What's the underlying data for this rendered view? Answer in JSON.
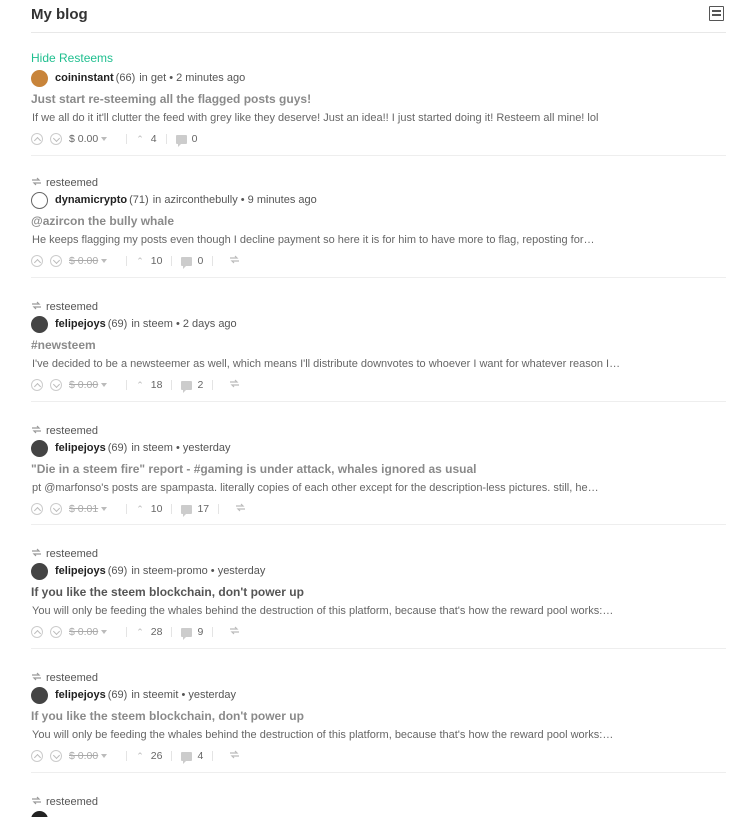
{
  "header": {
    "title": "My blog",
    "layout_icon": "list-layout-icon"
  },
  "hide_resteems": "Hide Resteems",
  "posts": [
    {
      "resteemed": false,
      "resteem_label": "",
      "author": "coininstant",
      "rep": "(66)",
      "meta": "in get • 2 minutes ago",
      "avatar_color": "#c8843a",
      "title": "Just start re-steeming all the flagged posts guys!",
      "title_dark": false,
      "body": "If we all do it it'll clutter the feed with grey like they deserve! Just an idea!! I just started doing it! Resteem all mine! lol",
      "payout": "$ 0.00",
      "payout_struck": false,
      "votes": "4",
      "comments": "0",
      "reblog": false
    },
    {
      "resteemed": true,
      "resteem_label": "resteemed",
      "author": "dynamicrypto",
      "rep": "(71)",
      "meta": "in azirconthebully • 9 minutes ago",
      "avatar_color": "#ffffff",
      "title": "@azircon the bully whale",
      "title_dark": false,
      "body": "He keeps flagging my posts even though I decline payment so here it is for him to have more to flag, reposting for…",
      "payout": "$ 0.00",
      "payout_struck": true,
      "votes": "10",
      "comments": "0",
      "reblog": true
    },
    {
      "resteemed": true,
      "resteem_label": "resteemed",
      "author": "felipejoys",
      "rep": "(69)",
      "meta": "in steem • 2 days ago",
      "avatar_color": "#444444",
      "title": "#newsteem",
      "title_dark": false,
      "body": "I've decided to be a newsteemer as well, which means I'll distribute downvotes to whoever I want for whatever reason I…",
      "payout": "$ 0.00",
      "payout_struck": true,
      "votes": "18",
      "comments": "2",
      "reblog": true
    },
    {
      "resteemed": true,
      "resteem_label": "resteemed",
      "author": "felipejoys",
      "rep": "(69)",
      "meta": "in steem • yesterday",
      "avatar_color": "#444444",
      "title": "\"Die in a steem fire\" report - #gaming is under attack, whales ignored as usual",
      "title_dark": false,
      "body": "pt @marfonso's posts are spampasta. literally copies of each other except for the description-less pictures. still, he…",
      "payout": "$ 0.01",
      "payout_struck": true,
      "votes": "10",
      "comments": "17",
      "reblog": true
    },
    {
      "resteemed": true,
      "resteem_label": "resteemed",
      "author": "felipejoys",
      "rep": "(69)",
      "meta": "in steem-promo • yesterday",
      "avatar_color": "#444444",
      "title": "If you like the steem blockchain, don't power up",
      "title_dark": true,
      "body": "You will only be feeding the whales behind the destruction of this platform, because that's how the reward pool works:…",
      "payout": "$ 0.00",
      "payout_struck": true,
      "votes": "28",
      "comments": "9",
      "reblog": true
    },
    {
      "resteemed": true,
      "resteem_label": "resteemed",
      "author": "felipejoys",
      "rep": "(69)",
      "meta": "in steemit • yesterday",
      "avatar_color": "#444444",
      "title": "If you like the steem blockchain, don't power up",
      "title_dark": false,
      "body": "You will only be feeding the whales behind the destruction of this platform, because that's how the reward pool works:…",
      "payout": "$ 0.00",
      "payout_struck": true,
      "votes": "26",
      "comments": "4",
      "reblog": true
    },
    {
      "resteemed": true,
      "resteem_label": "resteemed",
      "author": "",
      "rep": "",
      "meta": "",
      "avatar_color": "#222222",
      "title": "",
      "title_dark": false,
      "body": "",
      "payout": "",
      "payout_struck": false,
      "votes": "",
      "comments": "",
      "reblog": false
    }
  ]
}
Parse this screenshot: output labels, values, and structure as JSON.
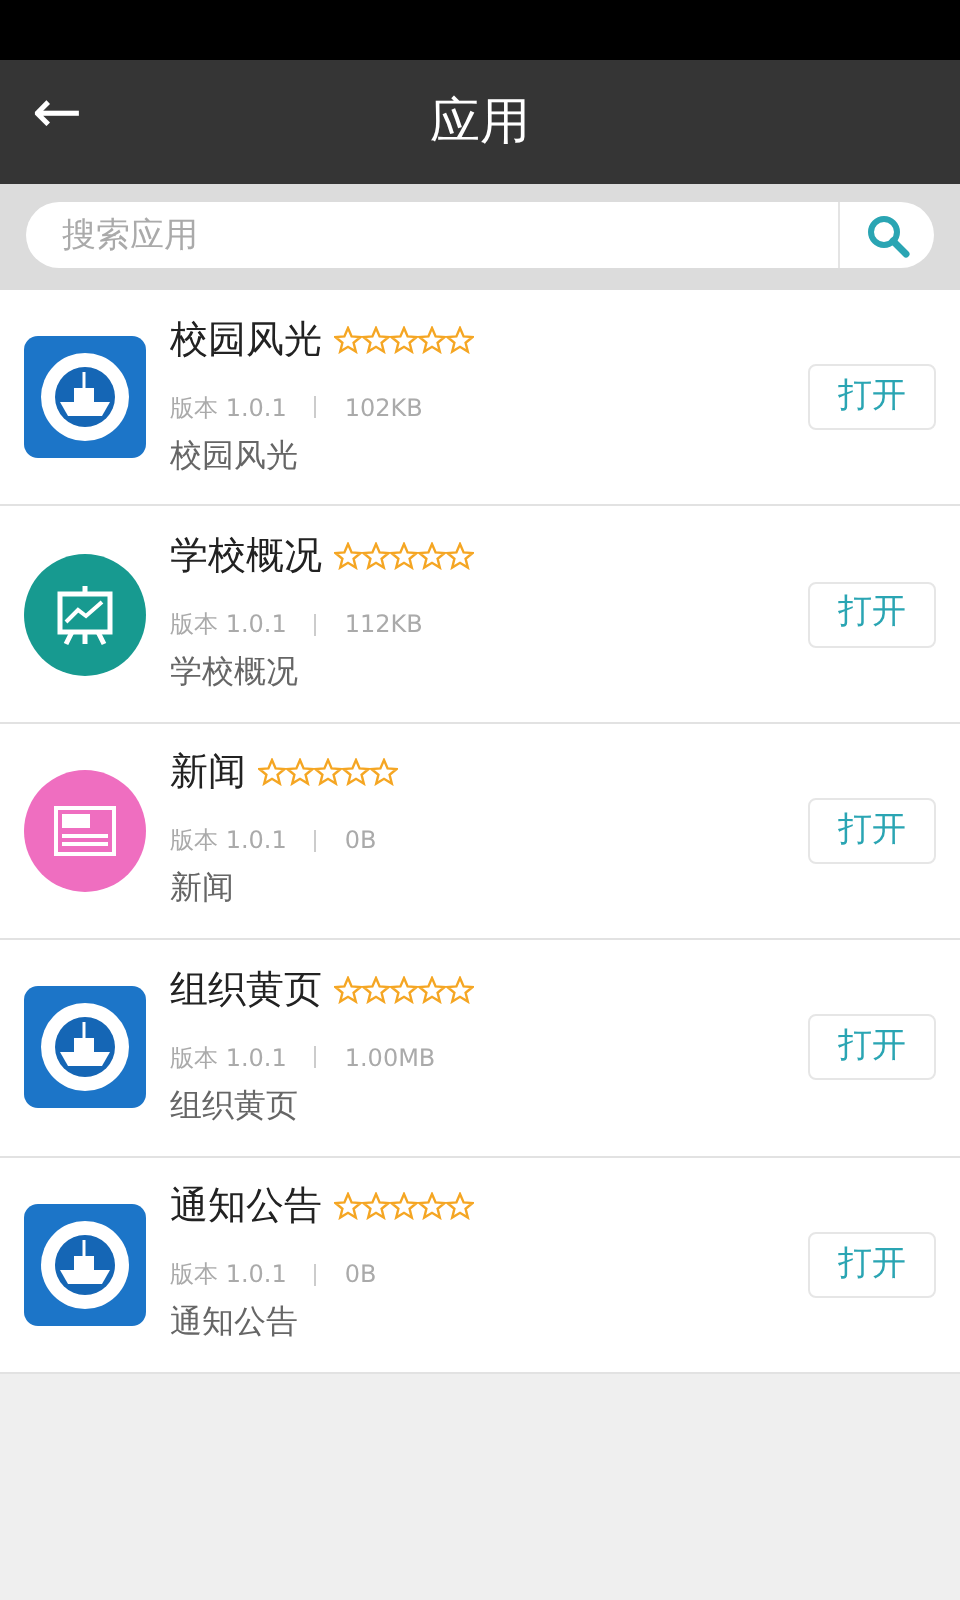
{
  "header": {
    "back_icon": "←",
    "title": "应用"
  },
  "search": {
    "placeholder": "搜索应用"
  },
  "apps": [
    {
      "name": "校园风光",
      "stars": 0,
      "version": "版本 1.0.1",
      "size": "102KB",
      "description": "校园风光",
      "kind": "emblem",
      "button": "打开"
    },
    {
      "name": "学校概况",
      "stars": 0,
      "version": "版本 1.0.1",
      "size": "112KB",
      "description": "学校概况",
      "kind": "chart",
      "button": "打开"
    },
    {
      "name": "新闻",
      "stars": 0,
      "version": "版本 1.0.1",
      "size": "0B",
      "description": "新闻",
      "kind": "news",
      "button": "打开"
    },
    {
      "name": "组织黄页",
      "stars": 0,
      "version": "版本 1.0.1",
      "size": "1.00MB",
      "description": "组织黄页",
      "kind": "emblem",
      "button": "打开"
    },
    {
      "name": "通知公告",
      "stars": 0,
      "version": "版本 1.0.1",
      "size": "0B",
      "description": "通知公告",
      "kind": "emblem",
      "button": "打开"
    }
  ]
}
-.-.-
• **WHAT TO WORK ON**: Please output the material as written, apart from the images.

• **OUTPUT**:
What's the underlying data for this rendered view? Answer in JSON.
{
  "header": {
    "title": "My blog",
    "layout_icon": "list-layout-icon"
  },
  "hide_resteems": "Hide Resteems",
  "posts": [
    {
      "resteemed": false,
      "resteem_label": "",
      "author": "coininstant",
      "rep": "(66)",
      "meta": "in get • 2 minutes ago",
      "avatar_color": "#c8843a",
      "title": "Just start re-steeming all the flagged posts guys!",
      "title_dark": false,
      "body": "If we all do it it'll clutter the feed with grey like they deserve! Just an idea!! I just started doing it! Resteem all mine! lol",
      "payout": "$ 0.00",
      "payout_struck": false,
      "votes": "4",
      "comments": "0",
      "reblog": false
    },
    {
      "resteemed": true,
      "resteem_label": "resteemed",
      "author": "dynamicrypto",
      "rep": "(71)",
      "meta": "in azirconthebully • 9 minutes ago",
      "avatar_color": "#ffffff",
      "title": "@azircon the bully whale",
      "title_dark": false,
      "body": "He keeps flagging my posts even though I decline payment so here it is for him to have more to flag, reposting for…",
      "payout": "$ 0.00",
      "payout_struck": true,
      "votes": "10",
      "comments": "0",
      "reblog": true
    },
    {
      "resteemed": true,
      "resteem_label": "resteemed",
      "author": "felipejoys",
      "rep": "(69)",
      "meta": "in steem • 2 days ago",
      "avatar_color": "#444444",
      "title": "#newsteem",
      "title_dark": false,
      "body": "I've decided to be a newsteemer as well, which means I'll distribute downvotes to whoever I want for whatever reason I…",
      "payout": "$ 0.00",
      "payout_struck": true,
      "votes": "18",
      "comments": "2",
      "reblog": true
    },
    {
      "resteemed": true,
      "resteem_label": "resteemed",
      "author": "felipejoys",
      "rep": "(69)",
      "meta": "in steem • yesterday",
      "avatar_color": "#444444",
      "title": "\"Die in a steem fire\" report - #gaming is under attack, whales ignored as usual",
      "title_dark": false,
      "body": "pt @marfonso's posts are spampasta. literally copies of each other except for the description-less pictures. still, he…",
      "payout": "$ 0.01",
      "payout_struck": true,
      "votes": "10",
      "comments": "17",
      "reblog": true
    },
    {
      "resteemed": true,
      "resteem_label": "resteemed",
      "author": "felipejoys",
      "rep": "(69)",
      "meta": "in steem-promo • yesterday",
      "avatar_color": "#444444",
      "title": "If you like the steem blockchain, don't power up",
      "title_dark": true,
      "body": "You will only be feeding the whales behind the destruction of this platform, because that's how the reward pool works:…",
      "payout": "$ 0.00",
      "payout_struck": true,
      "votes": "28",
      "comments": "9",
      "reblog": true
    },
    {
      "resteemed": true,
      "resteem_label": "resteemed",
      "author": "felipejoys",
      "rep": "(69)",
      "meta": "in steemit • yesterday",
      "avatar_color": "#444444",
      "title": "If you like the steem blockchain, don't power up",
      "title_dark": false,
      "body": "You will only be feeding the whales behind the destruction of this platform, because that's how the reward pool works:…",
      "payout": "$ 0.00",
      "payout_struck": true,
      "votes": "26",
      "comments": "4",
      "reblog": true
    },
    {
      "resteemed": true,
      "resteem_label": "resteemed",
      "author": "",
      "rep": "",
      "meta": "",
      "avatar_color": "#222222",
      "title": "",
      "title_dark": false,
      "body": "",
      "payout": "",
      "payout_struck": false,
      "votes": "",
      "comments": "",
      "reblog": false
    }
  ]
}
Parse this screenshot: output labels, values, and structure as JSON.
{
  "header": {
    "back_icon": "←",
    "title": "应用"
  },
  "search": {
    "placeholder": "搜索应用"
  },
  "apps": [
    {
      "name": "校园风光",
      "stars": 0,
      "version": "版本 1.0.1",
      "size": "102KB",
      "description": "校园风光",
      "kind": "emblem",
      "button": "打开"
    },
    {
      "name": "学校概况",
      "stars": 0,
      "version": "版本 1.0.1",
      "size": "112KB",
      "description": "学校概况",
      "kind": "chart",
      "button": "打开"
    },
    {
      "name": "新闻",
      "stars": 0,
      "version": "版本 1.0.1",
      "size": "0B",
      "description": "新闻",
      "kind": "news",
      "button": "打开"
    },
    {
      "name": "组织黄页",
      "stars": 0,
      "version": "版本 1.0.1",
      "size": "1.00MB",
      "description": "组织黄页",
      "kind": "emblem",
      "button": "打开"
    },
    {
      "name": "通知公告",
      "stars": 0,
      "version": "版本 1.0.1",
      "size": "0B",
      "description": "通知公告",
      "kind": "emblem",
      "button": "打开"
    }
  ]
}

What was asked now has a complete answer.